Generated from at 3.0.0 2020-08-11T17:36:18Z

Throwing lambda expressions and interfaces


Basic introduction (by example) to Throwing lambda expressions .

Introduction to the issue

Lets consider a method that unfortunately could throw an checked exception:

public static Integer potentiallyThrowing(Integer i) throws CheckedException { return i; // an example }

Following code shows what we would need to do normally to use that method in lambda expression:

@Test public void problemToSolve() { long result = -> { try { return potentiallyThrowing(i) != null; } catch (CheckedException e) { throw new RuntimeException(e); } }).count(); assertThat(result).isEqualTo(10); }

We can eventually minimize this to some method that encloses the exception handling and then use this method by reference.

private static boolean myMethodToReference(Integer i) { try { return potentiallyThrowing(i) != null; } catch (CheckedException e) { throw new RuntimeException(e); } } @Test public void problemToSolve2() { long result =; assertThat(result).isEqualTo(10); }

But doing that in every place, sometimes if not always, asks for an better solution. The immediate effect of having less boilerplate code by replacing anonymous classes by lambda expressions is drastically limited when checked expressions comes into the equation. Of course you can always go with only using unchecked exceptions, but in most cases it is not up to you (e.g. Java JRE, or 3rd party libraries have them anyway).


What this library introduces is actual functional interfaces that intercepts checked exception and wrap them to NestedException.

So now you can have something like this:

@Test public void checkedExceptionPropagated() throws CheckedException { assertThatThrownBy(() -> { LPredicate<Integer> predicateX = i -> throwingAlways(i) != null; predicateX.test(10); }) .isInstanceOf(NestedException.class) .hasCauseInstanceOf(CheckedException.class); }

Each such interface has some default and static methods that can help to use those interfaces. Here an example what you can do when you need JRE Predicate that handles (wraps) the exceptions.

@Test public void standardPredicateWithExceptionWrapping_short() { long result = -> potentiallyThrowing(i) != null)).count(); assertThat(result).isEqualTo(10); }

What happens is very simple. The LPredicate.pred method is actually only forcing compiler to use more specialized functional interface than the JRE one. Each JRE functional interface (from java.util.function package) is extended by appropriate functional interface from this library.

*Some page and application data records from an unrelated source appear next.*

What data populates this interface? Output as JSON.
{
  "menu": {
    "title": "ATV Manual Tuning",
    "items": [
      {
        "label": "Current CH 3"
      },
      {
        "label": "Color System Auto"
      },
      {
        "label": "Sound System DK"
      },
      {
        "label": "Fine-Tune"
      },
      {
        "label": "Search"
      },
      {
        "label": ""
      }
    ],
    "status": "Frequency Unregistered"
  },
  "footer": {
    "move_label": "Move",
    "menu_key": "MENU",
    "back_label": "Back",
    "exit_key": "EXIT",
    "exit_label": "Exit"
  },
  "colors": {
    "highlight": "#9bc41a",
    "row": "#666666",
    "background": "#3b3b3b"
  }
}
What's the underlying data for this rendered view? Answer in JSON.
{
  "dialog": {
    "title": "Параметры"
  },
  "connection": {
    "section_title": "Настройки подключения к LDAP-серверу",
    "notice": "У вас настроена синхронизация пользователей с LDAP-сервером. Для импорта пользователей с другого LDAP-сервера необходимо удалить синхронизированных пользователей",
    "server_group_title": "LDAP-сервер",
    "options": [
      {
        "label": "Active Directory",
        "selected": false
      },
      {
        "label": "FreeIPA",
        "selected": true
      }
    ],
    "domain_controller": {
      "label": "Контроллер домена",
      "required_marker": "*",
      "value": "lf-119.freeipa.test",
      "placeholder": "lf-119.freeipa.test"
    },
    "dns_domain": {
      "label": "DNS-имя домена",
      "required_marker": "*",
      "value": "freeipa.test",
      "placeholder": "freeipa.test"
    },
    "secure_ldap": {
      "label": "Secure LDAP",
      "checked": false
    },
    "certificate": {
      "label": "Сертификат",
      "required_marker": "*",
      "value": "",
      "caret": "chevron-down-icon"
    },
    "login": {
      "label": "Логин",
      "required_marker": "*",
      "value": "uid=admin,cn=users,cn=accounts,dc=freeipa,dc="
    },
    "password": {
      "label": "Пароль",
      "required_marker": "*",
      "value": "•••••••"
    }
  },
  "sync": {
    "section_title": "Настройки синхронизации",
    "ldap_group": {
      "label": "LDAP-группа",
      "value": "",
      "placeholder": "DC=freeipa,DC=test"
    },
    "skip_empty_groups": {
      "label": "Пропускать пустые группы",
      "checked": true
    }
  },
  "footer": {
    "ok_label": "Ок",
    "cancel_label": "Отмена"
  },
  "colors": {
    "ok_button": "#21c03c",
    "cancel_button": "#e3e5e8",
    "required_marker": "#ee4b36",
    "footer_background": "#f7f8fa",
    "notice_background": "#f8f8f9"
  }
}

The library provides default implementation for the methods of the JRE interfaces with methods that handles the checked exception.

If an checked exception will rise in place where this expression is used as normal Predicate then this wil happen:

In case you need, you could also wrap existing JRE Predicate.

public static LPredicate<Integer> example(Predicate<Integer> predicateStd) { return LPredicate.wrap(predicateStd); }

Addition effects

You could opt for re-throwing checked exception as runtime one (yes, it is not elegant - but it is there in case you want it):

@Test public void rethrowLikeRuntimeException() { byte[] input = new byte[0]; LConsumer.cons((byte[] in) -> new ByteArrayInputStream(in).close()).shovingAccept(input); }

There is also a method to reverse above effect (just in case it is needed):

@Test public void quickNestException() { byte[] input = new byte[0]; LConsumer.cons((byte[] in) -> new ByteArrayInputStream(in).close()).nestingAccept(input); // or simply: LConsumer.tryAccept(input, in -> new ByteArrayInputStream(in).close()); }

More about exception handling id documented here.

Generated from at 3.0.0 2020-08-11T17:36:18Z